Just when you think you’ve heard everything, there’s this: In Los Angeles, if you are freelance writer or creative trying to eke out a meager living, you could be penalized for a tax you don’t owe. The penalty applies if you fail to register for an exemption from the tax by a certain date each year.

This has got to be one of the most ridiculous excuses for a city government to stick it to the masses I’ve ever read.

The full article is here.

What do you think? Should freelancers and creatives have to acquire a license to work and be penalized if they don’t? 

Writers: Roll the dice to see where your writing life takes you

The Los Angeles Times recently surveyed writers participating in the L.A. Times Festival of Books about their path to literary success. The result can be seen the creation of a unique board game that lets you play along.

The board game cites interesting results along the way, including:

  • the age respondents decided to be a writer
  • 51 percent kept a diary
  • 25 percent who got an MFA in creative writing
  • most influential books in youth (Grapes of Wrath and Portrait of a Lady)
  • 58 percent of writers make a living from writing
  • how respondents published, whether with a major, traditional publisher; independent publisher; or self-publisher
  • 64 percent had books rejected
  • age in percent that they had their first best-seller
  • percent who teach creative writing

The game itself awards points for writing or winning a contract or agent, but deducts points for falling into a social media hole that keeps you from writing to losing points in a computer crash. I played the game and scored 33 points, which translated equates to: “You’re Ernest Hemingway. You’re celebrated, but not by everyone.”

Hmm, I’ll take it.

Give the game a try. (But subtract 10 points for allowing it to keep you from writing.)

 

Horror world loses iconic director Wes Craven

wes_craven_photoWes Craven, 1939-2015

Wes Craven, the man who gave us Freddy Krueger in A Nightmare on Elm Street, Scream and The Hills Have Eyes has died. He was 76.

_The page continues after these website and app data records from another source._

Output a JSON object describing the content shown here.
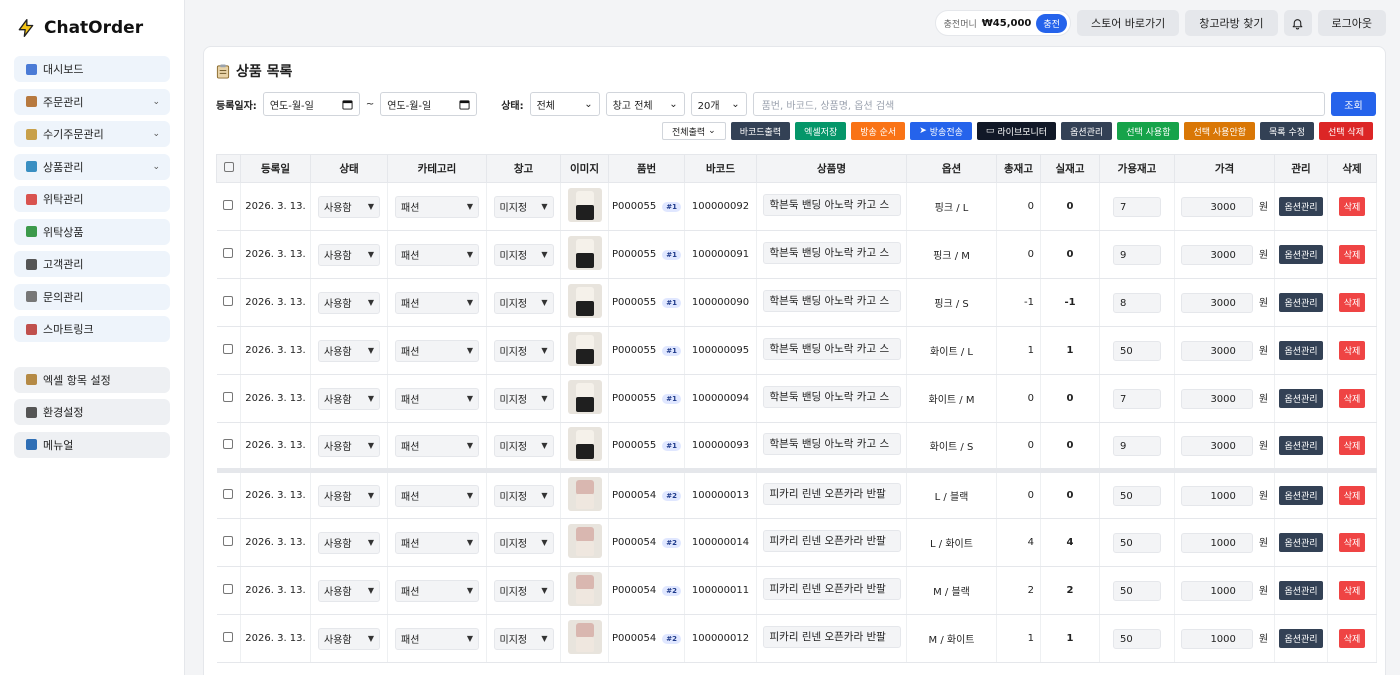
{
  "app": {
    "name": "ChatOrder"
  },
  "sidebar": {
    "items": [
      {
        "label": "대시보드",
        "icon": "chart-icon",
        "color": "#4b7bd6",
        "chevron": false
      },
      {
        "label": "주문관리",
        "icon": "box-icon",
        "color": "#b7793f",
        "chevron": true
      },
      {
        "label": "수기주문관리",
        "icon": "edit-icon",
        "color": "#c8a04a",
        "chevron": true
      },
      {
        "label": "상품관리",
        "icon": "tag-icon",
        "color": "#3a8fc2",
        "chevron": true
      },
      {
        "label": "위탁관리",
        "icon": "truck-icon",
        "color": "#d9534f",
        "chevron": false
      },
      {
        "label": "위탁상품",
        "icon": "puzzle-icon",
        "color": "#3c9a4b",
        "chevron": false
      },
      {
        "label": "고객관리",
        "icon": "users-icon",
        "color": "#555555",
        "chevron": false
      },
      {
        "label": "문의관리",
        "icon": "chat-icon",
        "color": "#777777",
        "chevron": false
      },
      {
        "label": "스마트링크",
        "icon": "link-chart-icon",
        "color": "#c0504d",
        "chevron": false
      }
    ],
    "bottom_items": [
      {
        "label": "엑셀 항목 설정",
        "icon": "clipboard-icon",
        "color": "#b58a45"
      },
      {
        "label": "환경설정",
        "icon": "gear-icon",
        "color": "#555555"
      },
      {
        "label": "메뉴얼",
        "icon": "book-icon",
        "color": "#2f6fb5"
      }
    ]
  },
  "topbar": {
    "money_label": "충전머니",
    "money_amount": "₩45,000",
    "charge_label": "충전",
    "store_label": "스토어 바로가기",
    "warehouse_label": "창고라방 찾기",
    "logout_label": "로그아웃"
  },
  "panel": {
    "title": "상품 목록",
    "filter": {
      "date_label": "등록일자:",
      "date_from": "연도-월-일",
      "date_sep": "~",
      "date_to": "연도-월-일",
      "status_label": "상태:",
      "status_value": "전체",
      "warehouse_value": "창고 전체",
      "page_size_value": "20개",
      "search_placeholder": "품번, 바코드, 상품명, 옵션 검색",
      "search_button": "조회"
    },
    "actions": [
      {
        "label": "전체출력",
        "color": "#ffffff",
        "kind": "select"
      },
      {
        "label": "바코드출력",
        "color": "#334155"
      },
      {
        "label": "엑셀저장",
        "color": "#059669"
      },
      {
        "label": "방송 순서",
        "color": "#f97316"
      },
      {
        "label": "방송전송",
        "color": "#2563eb",
        "icon": "cursor-icon"
      },
      {
        "label": "라이브모니터",
        "color": "#111827",
        "icon": "monitor-icon"
      },
      {
        "label": "옵션관리",
        "color": "#334155"
      },
      {
        "label": "선택 사용함",
        "color": "#16a34a"
      },
      {
        "label": "선택 사용안함",
        "color": "#d97706"
      },
      {
        "label": "목록 수정",
        "color": "#334155"
      },
      {
        "label": "선택 삭제",
        "color": "#dc2626"
      }
    ]
  },
  "table": {
    "headers": [
      "",
      "등록일",
      "상태",
      "카테고리",
      "창고",
      "이미지",
      "품번",
      "바코드",
      "상품명",
      "옵션",
      "총재고",
      "실재고",
      "가용재고",
      "가격",
      "관리",
      "삭제"
    ],
    "status_options_selected": "사용함",
    "category_selected": "패션",
    "warehouse_selected": "미지정",
    "currency_unit": "원",
    "option_button": "옵션관리",
    "delete_button": "삭제",
    "rows": [
      {
        "date": "2026. 3. 13.",
        "code": "P000055",
        "badge": "#1",
        "barcode": "100000092",
        "name": "학븐둑 밴딩 아노락 카고 스",
        "option": "핑크 / L",
        "total": "0",
        "real": "0",
        "avail": "7",
        "price": "3000",
        "thumb": "dark",
        "gap": false
      },
      {
        "date": "2026. 3. 13.",
        "code": "P000055",
        "badge": "#1",
        "barcode": "100000091",
        "name": "학븐둑 밴딩 아노락 카고 스",
        "option": "핑크 / M",
        "total": "0",
        "real": "0",
        "avail": "9",
        "price": "3000",
        "thumb": "dark",
        "gap": false
      },
      {
        "date": "2026. 3. 13.",
        "code": "P000055",
        "badge": "#1",
        "barcode": "100000090",
        "name": "학븐둑 밴딩 아노락 카고 스",
        "option": "핑크 / S",
        "total": "-1",
        "real": "-1",
        "avail": "8",
        "price": "3000",
        "thumb": "dark",
        "gap": false
      },
      {
        "date": "2026. 3. 13.",
        "code": "P000055",
        "badge": "#1",
        "barcode": "100000095",
        "name": "학븐둑 밴딩 아노락 카고 스",
        "option": "화이트 / L",
        "total": "1",
        "real": "1",
        "avail": "50",
        "price": "3000",
        "thumb": "dark",
        "gap": false
      },
      {
        "date": "2026. 3. 13.",
        "code": "P000055",
        "badge": "#1",
        "barcode": "100000094",
        "name": "학븐둑 밴딩 아노락 카고 스",
        "option": "화이트 / M",
        "total": "0",
        "real": "0",
        "avail": "7",
        "price": "3000",
        "thumb": "dark",
        "gap": false
      },
      {
        "date": "2026. 3. 13.",
        "code": "P000055",
        "badge": "#1",
        "barcode": "100000093",
        "name": "학븐둑 밴딩 아노락 카고 스",
        "option": "화이트 / S",
        "total": "0",
        "real": "0",
        "avail": "9",
        "price": "3000",
        "thumb": "dark",
        "gap": false
      },
      {
        "date": "2026. 3. 13.",
        "code": "P000054",
        "badge": "#2",
        "barcode": "100000013",
        "name": "피카리 린넨 오픈카라 반팔",
        "option": "L / 블랙",
        "total": "0",
        "real": "0",
        "avail": "50",
        "price": "1000",
        "thumb": "pink",
        "gap": true
      },
      {
        "date": "2026. 3. 13.",
        "code": "P000054",
        "badge": "#2",
        "barcode": "100000014",
        "name": "피카리 린넨 오픈카라 반팔",
        "option": "L / 화이트",
        "total": "4",
        "real": "4",
        "avail": "50",
        "price": "1000",
        "thumb": "pink",
        "gap": false
      },
      {
        "date": "2026. 3. 13.",
        "code": "P000054",
        "badge": "#2",
        "barcode": "100000011",
        "name": "피카리 린넨 오픈카라 반팔",
        "option": "M / 블랙",
        "total": "2",
        "real": "2",
        "avail": "50",
        "price": "1000",
        "thumb": "pink",
        "gap": false
      },
      {
        "date": "2026. 3. 13.",
        "code": "P000054",
        "badge": "#2",
        "barcode": "100000012",
        "name": "피카리 린넨 오픈카라 반팔",
        "option": "M / 화이트",
        "total": "1",
        "real": "1",
        "avail": "50",
        "price": "1000",
        "thumb": "pink",
        "gap": false
      }
    ]
  }
}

I believe the cinema is one of our principal forms of art. It is an incredibly powerful way to tell uplifitng stories that can move people to cry with joy and inspire them to reach for the stars.

On horror movies:

It’s like boot camp for the psyche. In real life, human beings are packaged in the flimsiest of packages, threatened by real and sometimes horrifying dangers, events like Columbine. But the narrative form puts these fears into a manageable series of events. It gives us a way of thinking rationally about our fears.”

More quotes to remember Wes Craven by

The official site of Wes Craven

Read the original script for Dream Warriors

Remembering the man who transformed horror

The Atlantic: How Wes Craven redefined horror

How Wes Craven wrote, then rewrote his own horror rules

A video tribute to horrormeister Wes Craven